- TASK TO COMPLETE: The records come next. Copy all of them exactly.
*** Opening INFORMATION PROVIDED ***
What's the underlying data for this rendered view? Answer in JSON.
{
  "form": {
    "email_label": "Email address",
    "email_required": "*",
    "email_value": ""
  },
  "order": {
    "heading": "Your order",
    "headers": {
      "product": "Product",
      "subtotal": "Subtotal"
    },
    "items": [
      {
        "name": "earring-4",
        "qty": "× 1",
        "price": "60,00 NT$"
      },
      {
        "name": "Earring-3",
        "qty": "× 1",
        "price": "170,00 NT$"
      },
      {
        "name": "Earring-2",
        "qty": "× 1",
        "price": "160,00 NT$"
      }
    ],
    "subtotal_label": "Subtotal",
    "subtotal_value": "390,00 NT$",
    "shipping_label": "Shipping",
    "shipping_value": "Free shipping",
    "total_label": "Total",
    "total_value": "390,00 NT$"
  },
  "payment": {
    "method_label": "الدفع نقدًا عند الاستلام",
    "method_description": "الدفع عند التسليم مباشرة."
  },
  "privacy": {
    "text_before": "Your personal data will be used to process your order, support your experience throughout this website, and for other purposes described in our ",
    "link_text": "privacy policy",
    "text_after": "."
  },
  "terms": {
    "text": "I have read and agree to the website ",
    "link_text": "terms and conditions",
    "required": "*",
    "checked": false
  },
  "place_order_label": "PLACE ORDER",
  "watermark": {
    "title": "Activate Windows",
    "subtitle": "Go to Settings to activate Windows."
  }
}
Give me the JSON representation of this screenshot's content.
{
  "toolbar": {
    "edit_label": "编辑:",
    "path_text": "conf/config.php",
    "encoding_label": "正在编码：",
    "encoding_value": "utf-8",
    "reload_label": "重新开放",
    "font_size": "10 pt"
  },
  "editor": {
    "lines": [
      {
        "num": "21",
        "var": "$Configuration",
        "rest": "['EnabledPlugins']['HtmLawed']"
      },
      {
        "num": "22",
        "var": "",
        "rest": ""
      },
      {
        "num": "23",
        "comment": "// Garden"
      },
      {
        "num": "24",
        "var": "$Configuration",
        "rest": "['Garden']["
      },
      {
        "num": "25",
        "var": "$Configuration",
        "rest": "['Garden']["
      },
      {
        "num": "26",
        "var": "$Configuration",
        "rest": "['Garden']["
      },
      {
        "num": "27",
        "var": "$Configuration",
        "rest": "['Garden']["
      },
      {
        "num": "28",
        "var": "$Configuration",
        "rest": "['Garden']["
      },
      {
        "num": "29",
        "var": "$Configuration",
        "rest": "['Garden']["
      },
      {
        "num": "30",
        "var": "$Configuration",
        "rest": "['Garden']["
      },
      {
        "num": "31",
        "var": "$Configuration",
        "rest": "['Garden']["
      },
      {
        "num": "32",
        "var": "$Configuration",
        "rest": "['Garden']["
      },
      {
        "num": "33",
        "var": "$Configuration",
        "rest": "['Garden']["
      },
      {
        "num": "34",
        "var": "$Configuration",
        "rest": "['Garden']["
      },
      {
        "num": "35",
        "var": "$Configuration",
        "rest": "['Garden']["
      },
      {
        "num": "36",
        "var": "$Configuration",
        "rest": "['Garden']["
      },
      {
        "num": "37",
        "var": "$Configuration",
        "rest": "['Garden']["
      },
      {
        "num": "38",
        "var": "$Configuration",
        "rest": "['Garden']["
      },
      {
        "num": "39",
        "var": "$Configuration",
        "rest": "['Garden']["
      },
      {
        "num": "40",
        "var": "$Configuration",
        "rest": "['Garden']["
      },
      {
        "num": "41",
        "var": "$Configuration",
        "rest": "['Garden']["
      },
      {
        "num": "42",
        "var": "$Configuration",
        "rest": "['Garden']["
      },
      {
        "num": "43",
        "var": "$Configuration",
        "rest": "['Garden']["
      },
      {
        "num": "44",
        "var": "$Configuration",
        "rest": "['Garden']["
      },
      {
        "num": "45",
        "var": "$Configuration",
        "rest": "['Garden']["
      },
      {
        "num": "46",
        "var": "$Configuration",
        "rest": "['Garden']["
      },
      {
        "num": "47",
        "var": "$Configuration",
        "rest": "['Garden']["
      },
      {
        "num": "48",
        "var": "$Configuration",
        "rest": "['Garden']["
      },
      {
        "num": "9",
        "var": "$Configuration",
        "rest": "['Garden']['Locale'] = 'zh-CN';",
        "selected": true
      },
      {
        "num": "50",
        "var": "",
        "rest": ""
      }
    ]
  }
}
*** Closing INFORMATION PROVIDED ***
- TASK RESULT:
What's the underlying data for this rendered view? Answer in JSON.
{
  "form": {
    "email_label": "Email address",
    "email_required": "*",
    "email_value": ""
  },
  "order": {
    "heading": "Your order",
    "headers": {
      "product": "Product",
      "subtotal": "Subtotal"
    },
    "items": [
      {
        "name": "earring-4",
        "qty": "× 1",
        "price": "60,00 NT$"
      },
      {
        "name": "Earring-3",
        "qty": "× 1",
        "price": "170,00 NT$"
      },
      {
        "name": "Earring-2",
        "qty": "× 1",
        "price": "160,00 NT$"
      }
    ],
    "subtotal_label": "Subtotal",
    "subtotal_value": "390,00 NT$",
    "shipping_label": "Shipping",
    "shipping_value": "Free shipping",
    "total_label": "Total",
    "total_value": "390,00 NT$"
  },
  "payment": {
    "method_label": "الدفع نقدًا عند الاستلام",
    "method_description": "الدفع عند التسليم مباشرة."
  },
  "privacy": {
    "text_before": "Your personal data will be used to process your order, support your experience throughout this website, and for other purposes described in our ",
    "link_text": "privacy policy",
    "text_after": "."
  },
  "terms": {
    "text": "I have read and agree to the website ",
    "link_text": "terms and conditions",
    "required": "*",
    "checked": false
  },
  "place_order_label": "PLACE ORDER",
  "watermark": {
    "title": "Activate Windows",
    "subtitle": "Go to Settings to activate Windows."
  }
}
Give me the JSON representation of this screenshot's content.
{
  "toolbar": {
    "edit_label": "编辑:",
    "path_text": "conf/config.php",
    "encoding_label": "正在编码：",
    "encoding_value": "utf-8",
    "reload_label": "重新开放",
    "font_size": "10 pt"
  },
  "editor": {
    "lines": [
      {
        "num": "21",
        "var": "$Configuration",
        "rest": "['EnabledPlugins']['HtmLawed']"
      },
      {
        "num": "22",
        "var": "",
        "rest": ""
      },
      {
        "num": "23",
        "comment": "// Garden"
      },
      {
        "num": "24",
        "var": "$Configuration",
        "rest": "['Garden']["
      },
      {
        "num": "25",
        "var": "$Configuration",
        "rest": "['Garden']["
      },
      {
        "num": "26",
        "var": "$Configuration",
        "rest": "['Garden']["
      },
      {
        "num": "27",
        "var": "$Configuration",
        "rest": "['Garden']["
      },
      {
        "num": "28",
        "var": "$Configuration",
        "rest": "['Garden']["
      },
      {
        "num": "29",
        "var": "$Configuration",
        "rest": "['Garden']["
      },
      {
        "num": "30",
        "var": "$Configuration",
        "rest": "['Garden']["
      },
      {
        "num": "31",
        "var": "$Configuration",
        "rest": "['Garden']["
      },
      {
        "num": "32",
        "var": "$Configuration",
        "rest": "['Garden']["
      },
      {
        "num": "33",
        "var": "$Configuration",
        "rest": "['Garden']["
      },
      {
        "num": "34",
        "var": "$Configuration",
        "rest": "['Garden']["
      },
      {
        "num": "35",
        "var": "$Configuration",
        "rest": "['Garden']["
      },
      {
        "num": "36",
        "var": "$Configuration",
        "rest": "['Garden']["
      },
      {
        "num": "37",
        "var": "$Configuration",
        "rest": "['Garden']["
      },
      {
        "num": "38",
        "var": "$Configuration",
        "rest": "['Garden']["
      },
      {
        "num": "39",
        "var": "$Configuration",
        "rest": "['Garden']["
      },
      {
        "num": "40",
        "var": "$Configuration",
        "rest": "['Garden']["
      },
      {
        "num": "41",
        "var": "$Configuration",
        "rest": "['Garden']["
      },
      {
        "num": "42",
        "var": "$Configuration",
        "rest": "['Garden']["
      },
      {
        "num": "43",
        "var": "$Configuration",
        "rest": "['Garden']["
      },
      {
        "num": "44",
        "var": "$Configuration",
        "rest": "['Garden']["
      },
      {
        "num": "45",
        "var": "$Configuration",
        "rest": "['Garden']["
      },
      {
        "num": "46",
        "var": "$Configuration",
        "rest": "['Garden']["
      },
      {
        "num": "47",
        "var": "$Configuration",
        "rest": "['Garden']["
      },
      {
        "num": "48",
        "var": "$Configuration",
        "rest": "['Garden']["
      },
      {
        "num": "9",
        "var": "$Configuration",
        "rest": "['Garden']['Locale'] = 'zh-CN';",
        "selected": true
      },
      {
        "num": "50",
        "var": "",
        "rest": ""
      }
    ]
  }
}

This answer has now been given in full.